PR is a discipline focused on communication. PR professionals send out press releases to announce a new product or initiative by a company, work with journalists to ensure that company leaders are quoted in articles, and organize events that are centered on a cause. When a company successfully integrates PR into its marketing campaign, this communication is elevated with an increased focus on brand-building and promotion, rather than straight communication. The rise of content marketing has also put PR back into the spotlight. Content marketing is the section of marketing focused on creating unique content that the company can then distribute through its blogs, social media channels, email lists, and more. As this falls in the “communication” piece of marketing, it often falls to the PR department. A strong PR campaign is focused on customer and prospect engagement. When used strategically, PR is an important and powerful piece of an integrated marketing campaign.
Now, take a minute to review this week’s glossary.
Armstrong, G., & Kotler, P. (2015). Marketing: An introduction (12th ed.). Upper Saddle River, NJ: Prentice Hall.
Stafford, A. (2013, March 5). Diagram 1: A basic communication model showing the sender, message, and receiver [Image]. Marketing Communications Blog. Retrieved from http://www.marketingcommunicationsblog.com/communication-model/
Complete the assignment as follows:

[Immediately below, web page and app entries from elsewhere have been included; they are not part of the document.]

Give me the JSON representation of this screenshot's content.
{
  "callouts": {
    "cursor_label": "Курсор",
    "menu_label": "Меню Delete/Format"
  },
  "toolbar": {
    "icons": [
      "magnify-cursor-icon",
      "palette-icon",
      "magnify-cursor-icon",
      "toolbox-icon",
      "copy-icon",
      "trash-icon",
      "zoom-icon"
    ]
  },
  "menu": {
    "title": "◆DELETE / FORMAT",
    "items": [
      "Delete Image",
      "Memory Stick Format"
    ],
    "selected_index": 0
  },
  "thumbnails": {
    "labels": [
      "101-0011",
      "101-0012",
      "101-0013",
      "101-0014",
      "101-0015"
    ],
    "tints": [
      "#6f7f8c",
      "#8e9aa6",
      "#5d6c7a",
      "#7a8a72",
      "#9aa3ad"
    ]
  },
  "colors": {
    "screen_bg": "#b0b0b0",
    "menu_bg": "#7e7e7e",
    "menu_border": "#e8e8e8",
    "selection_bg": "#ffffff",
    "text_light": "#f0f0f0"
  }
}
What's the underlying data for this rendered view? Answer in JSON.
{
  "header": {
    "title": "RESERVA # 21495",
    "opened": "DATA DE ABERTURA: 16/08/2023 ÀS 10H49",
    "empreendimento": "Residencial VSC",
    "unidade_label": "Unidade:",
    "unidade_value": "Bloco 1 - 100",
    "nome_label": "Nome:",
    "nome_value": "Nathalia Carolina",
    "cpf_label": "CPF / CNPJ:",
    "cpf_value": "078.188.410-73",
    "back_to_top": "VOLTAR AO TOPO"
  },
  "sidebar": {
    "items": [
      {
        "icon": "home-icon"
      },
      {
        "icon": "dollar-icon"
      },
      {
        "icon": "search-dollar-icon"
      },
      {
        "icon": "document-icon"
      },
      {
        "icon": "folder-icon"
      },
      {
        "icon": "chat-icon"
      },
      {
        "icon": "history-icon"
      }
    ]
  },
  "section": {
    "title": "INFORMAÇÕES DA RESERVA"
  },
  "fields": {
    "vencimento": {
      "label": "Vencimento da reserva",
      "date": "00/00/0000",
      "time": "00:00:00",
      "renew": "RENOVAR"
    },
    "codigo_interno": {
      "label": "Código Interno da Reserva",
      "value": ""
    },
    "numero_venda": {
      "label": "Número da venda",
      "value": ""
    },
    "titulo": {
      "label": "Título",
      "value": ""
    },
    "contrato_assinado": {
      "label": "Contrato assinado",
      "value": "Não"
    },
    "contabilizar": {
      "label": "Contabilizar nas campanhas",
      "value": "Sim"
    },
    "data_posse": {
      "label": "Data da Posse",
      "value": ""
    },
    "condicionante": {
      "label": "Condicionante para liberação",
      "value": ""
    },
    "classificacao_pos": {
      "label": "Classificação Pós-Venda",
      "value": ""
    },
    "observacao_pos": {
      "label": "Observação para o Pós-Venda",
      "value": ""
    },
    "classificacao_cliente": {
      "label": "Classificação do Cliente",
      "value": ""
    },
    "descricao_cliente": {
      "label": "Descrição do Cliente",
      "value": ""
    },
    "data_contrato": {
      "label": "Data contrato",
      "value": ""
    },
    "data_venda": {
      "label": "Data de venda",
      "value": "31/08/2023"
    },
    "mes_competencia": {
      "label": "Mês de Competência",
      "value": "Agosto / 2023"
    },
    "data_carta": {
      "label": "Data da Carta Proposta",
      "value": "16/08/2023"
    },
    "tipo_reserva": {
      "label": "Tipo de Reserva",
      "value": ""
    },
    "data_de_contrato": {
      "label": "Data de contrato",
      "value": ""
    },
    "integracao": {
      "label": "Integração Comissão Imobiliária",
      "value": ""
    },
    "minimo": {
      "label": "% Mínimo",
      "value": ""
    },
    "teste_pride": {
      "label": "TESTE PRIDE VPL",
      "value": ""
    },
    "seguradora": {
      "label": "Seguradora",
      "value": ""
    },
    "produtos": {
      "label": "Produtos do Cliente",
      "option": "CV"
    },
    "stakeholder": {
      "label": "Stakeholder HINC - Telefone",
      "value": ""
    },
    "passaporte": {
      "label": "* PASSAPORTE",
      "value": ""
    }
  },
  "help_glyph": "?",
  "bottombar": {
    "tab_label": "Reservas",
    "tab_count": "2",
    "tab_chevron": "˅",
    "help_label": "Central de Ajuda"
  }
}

Your written product overview will include a detailed product overview and marketing strategy. It should be a complete, polished artifact containing all of the critical elements of Part I of the final project, including content created in Milestones One and Two. It should reflect the incorporation of feedback gained throughout the course. The Part I Exemplar – Tip Top Bakery Market Overviewuses a bakery promoting a new product to provide you with an example of a complete written product overview, such as the one you will be writing for your pet supply company. Use the Final Project Part I Final Submission Template for your written product overview.